So now I’m left with pre-verbal grunts
and nothing to say.


Thursday, January 04, 2007


Down the abbey stairs
and through a dark, back hallway
in silence we walk 'til we reach an opening.
Not a door, no, more
like an entrance to a cave.

Single seat benches neatly arranged,
perfect rows, beckon us to sit.
Old habits die hard
as back benches fill
with the shy, uncomfortable ones.

By the time I enter,
only front seats are left.
"Do you think they'll know I'm not Catholic?"
tumbles 'round in my empty head,
I quickly glance for a clue.

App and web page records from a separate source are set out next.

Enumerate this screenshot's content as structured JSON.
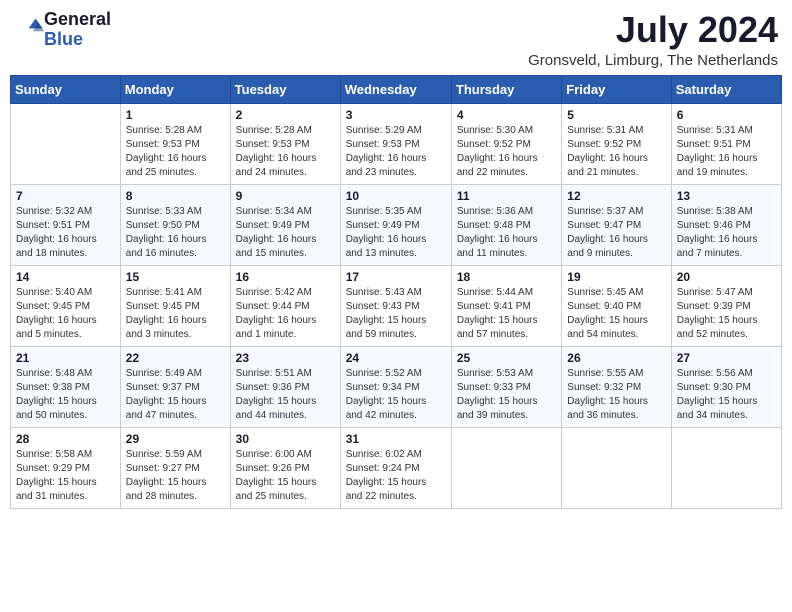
{
  "header": {
    "logo_line1": "General",
    "logo_line2": "Blue",
    "month_year": "July 2024",
    "location": "Gronsveld, Limburg, The Netherlands"
  },
  "weekdays": [
    "Sunday",
    "Monday",
    "Tuesday",
    "Wednesday",
    "Thursday",
    "Friday",
    "Saturday"
  ],
  "weeks": [
    [
      {
        "day": "",
        "info": ""
      },
      {
        "day": "1",
        "info": "Sunrise: 5:28 AM\nSunset: 9:53 PM\nDaylight: 16 hours\nand 25 minutes."
      },
      {
        "day": "2",
        "info": "Sunrise: 5:28 AM\nSunset: 9:53 PM\nDaylight: 16 hours\nand 24 minutes."
      },
      {
        "day": "3",
        "info": "Sunrise: 5:29 AM\nSunset: 9:53 PM\nDaylight: 16 hours\nand 23 minutes."
      },
      {
        "day": "4",
        "info": "Sunrise: 5:30 AM\nSunset: 9:52 PM\nDaylight: 16 hours\nand 22 minutes."
      },
      {
        "day": "5",
        "info": "Sunrise: 5:31 AM\nSunset: 9:52 PM\nDaylight: 16 hours\nand 21 minutes."
      },
      {
        "day": "6",
        "info": "Sunrise: 5:31 AM\nSunset: 9:51 PM\nDaylight: 16 hours\nand 19 minutes."
      }
    ],
    [
      {
        "day": "7",
        "info": "Sunrise: 5:32 AM\nSunset: 9:51 PM\nDaylight: 16 hours\nand 18 minutes."
      },
      {
        "day": "8",
        "info": "Sunrise: 5:33 AM\nSunset: 9:50 PM\nDaylight: 16 hours\nand 16 minutes."
      },
      {
        "day": "9",
        "info": "Sunrise: 5:34 AM\nSunset: 9:49 PM\nDaylight: 16 hours\nand 15 minutes."
      },
      {
        "day": "10",
        "info": "Sunrise: 5:35 AM\nSunset: 9:49 PM\nDaylight: 16 hours\nand 13 minutes."
      },
      {
        "day": "11",
        "info": "Sunrise: 5:36 AM\nSunset: 9:48 PM\nDaylight: 16 hours\nand 11 minutes."
      },
      {
        "day": "12",
        "info": "Sunrise: 5:37 AM\nSunset: 9:47 PM\nDaylight: 16 hours\nand 9 minutes."
      },
      {
        "day": "13",
        "info": "Sunrise: 5:38 AM\nSunset: 9:46 PM\nDaylight: 16 hours\nand 7 minutes."
      }
    ],
    [
      {
        "day": "14",
        "info": "Sunrise: 5:40 AM\nSunset: 9:45 PM\nDaylight: 16 hours\nand 5 minutes."
      },
      {
        "day": "15",
        "info": "Sunrise: 5:41 AM\nSunset: 9:45 PM\nDaylight: 16 hours\nand 3 minutes."
      },
      {
        "day": "16",
        "info": "Sunrise: 5:42 AM\nSunset: 9:44 PM\nDaylight: 16 hours\nand 1 minute."
      },
      {
        "day": "17",
        "info": "Sunrise: 5:43 AM\nSunset: 9:43 PM\nDaylight: 15 hours\nand 59 minutes."
      },
      {
        "day": "18",
        "info": "Sunrise: 5:44 AM\nSunset: 9:41 PM\nDaylight: 15 hours\nand 57 minutes."
      },
      {
        "day": "19",
        "info": "Sunrise: 5:45 AM\nSunset: 9:40 PM\nDaylight: 15 hours\nand 54 minutes."
      },
      {
        "day": "20",
        "info": "Sunrise: 5:47 AM\nSunset: 9:39 PM\nDaylight: 15 hours\nand 52 minutes."
      }
    ],
    [
      {
        "day": "21",
        "info": "Sunrise: 5:48 AM\nSunset: 9:38 PM\nDaylight: 15 hours\nand 50 minutes."
      },
      {
        "day": "22",
        "info": "Sunrise: 5:49 AM\nSunset: 9:37 PM\nDaylight: 15 hours\nand 47 minutes."
      },
      {
        "day": "23",
        "info": "Sunrise: 5:51 AM\nSunset: 9:36 PM\nDaylight: 15 hours\nand 44 minutes."
      },
      {
        "day": "24",
        "info": "Sunrise: 5:52 AM\nSunset: 9:34 PM\nDaylight: 15 hours\nand 42 minutes."
      },
      {
        "day": "25",
        "info": "Sunrise: 5:53 AM\nSunset: 9:33 PM\nDaylight: 15 hours\nand 39 minutes."
      },
      {
        "day": "26",
        "info": "Sunrise: 5:55 AM\nSunset: 9:32 PM\nDaylight: 15 hours\nand 36 minutes."
      },
      {
        "day": "27",
        "info": "Sunrise: 5:56 AM\nSunset: 9:30 PM\nDaylight: 15 hours\nand 34 minutes."
      }
    ],
    [
      {
        "day": "28",
        "info": "Sunrise: 5:58 AM\nSunset: 9:29 PM\nDaylight: 15 hours\nand 31 minutes."
      },
      {
        "day": "29",
        "info": "Sunrise: 5:59 AM\nSunset: 9:27 PM\nDaylight: 15 hours\nand 28 minutes."
      },
      {
        "day": "30",
        "info": "Sunrise: 6:00 AM\nSunset: 9:26 PM\nDaylight: 15 hours\nand 25 minutes."
      },
      {
        "day": "31",
        "info": "Sunrise: 6:02 AM\nSunset: 9:24 PM\nDaylight: 15 hours\nand 22 minutes."
      },
      {
        "day": "",
        "info": ""
      },
      {
        "day": "",
        "info": ""
      },
      {
        "day": "",
        "info": ""
      }
    ]
  ]
}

So here I sit,
before a locked golden box,
home to our Lord and Savior.
Won't someone let Him out for some air?
It's awfully small in there.

But then as we sit, quietly together,
one intention in 30 hearts,
I feel His presence,
warm eyes, gentle touch,
and I settle deeper in my seat, in my prayer.

Focusing my eyes on His heart,
more real now than my very own.
Softly, I hear His low soft voice,
"Let Me in,
let Me teach you to breath."

Wednesday, January 03, 2007


Tonight I need to hold onto the rock
and let deep sleep wash over me.
But in the morning, I know,
it's time to go
down to the river to pray.
Pray for some grace,
pray for some peace,
some direction;

there for the asking,
there for the listening,
if only I'll let go
of the rock that sits
in the middle of the river
waiting for the morning to come.

- inspired by and dedicated to my brother Buck - a very good man

Tuesday, January 02, 2007


O Lord, deliver me to mystery.
I long to lie in fertile fields unknown.
Let me sense Your breath as gentle breezes
wash me clean and bear my body home.

O Lord, deliver me to mystery.
Your quiet speaks to me beyond mere words.
My heart finds truth in silence speaking
louder than the songs of spring’s first birds.

O Lord, deliver me to mystery.
My heart shall leap with joy and purest love,
as You caress my face and welcome me,
and seal this with a peace come from above.

Monday, January 01, 2007


I have no idea where
I am going. I do not see the road ahead
of me. I cannot know for certain where
it will end. Nor do I really know myself,
and the fact that I think that I am
following your will does not mean that
I am actually doing so. But I believe that
the desire to please you does in fact
please you. And I hope I have that desire
in all that I am doing. I hope that I will
never do anything apart from that
desire. And I know that if I do this you
will lead me by the right road though I
may know nothing about it. Therefore
I will trust you always though I may
seem to be lost and in the shadow of
death. I will not fear, for you are ever
with me, and you will never leave me
to face my perils alone.